Accra by Elisa Antonia Barrozzi Stewart

  • 1 lb. Salt fish (codfish)
  • green onion
  • 1 small onion
  • 2 small pieces of green pepper
  • 2 tsp ground black pepper
  • 1 cake Fleischman’s yeast
  • 3 cups warm water
  • 4 cups flour
  • egg
  • celery to taste

Scald fish once in boiling water and remove skin and bones.  Place fish, onion and green pepper [on cutting board] and chop finely.  Dissolve yeast in warm water; add flour and black pepper.  Add fish mixture and beat until smooth.  Cover and let rise until light and bubbly, about 1 1/2 hours.  Drop by spoonfuls into hot oil and fry until brown.  Drain and serve hot.

In my experience there is a version of the fish fritter in many cultures, however, the salted fish component seemed like it might be unique.  I did a small amount of research in the past about the origin of  the Accra recipe.  It is not a traditional Venezuelan food.  I wanted to find a connection to Sicily but it just didn’t exist as far as I could tell.  Further research revealed that the origin of Accra was most likely Trinidad or Tobago.  Has my Grandma ‘Tona’s recipe for Accra revealed a possible new direction for finding out more about my family history?  Her son (my uncle) Ray was born in Trinidad…  It’s worth doing some more research, certainly.
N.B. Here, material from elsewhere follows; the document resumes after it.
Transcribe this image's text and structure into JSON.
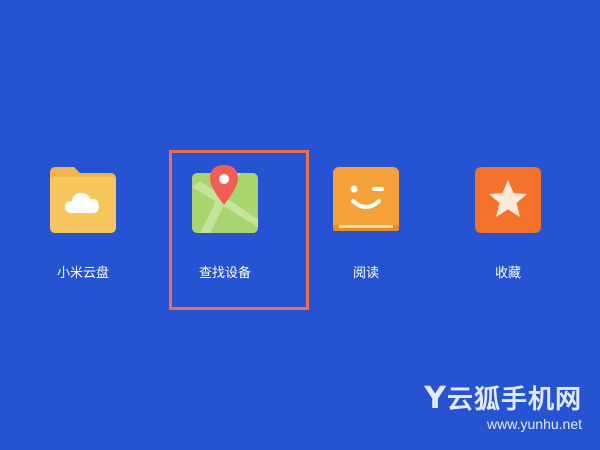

This recipe is actually pretty simple and easy to make. I get my salted cod at Mutual Fish on Rainier. It still comes in a wooden box. I love that.


Discovering Family History Through Food : Accra — 1 Comment

  1. Linking a tender food memory to your personal cultural history sparks life into fritters. Let’s see, what is the origin of Bahamian conch fritters, or New England corn fritters?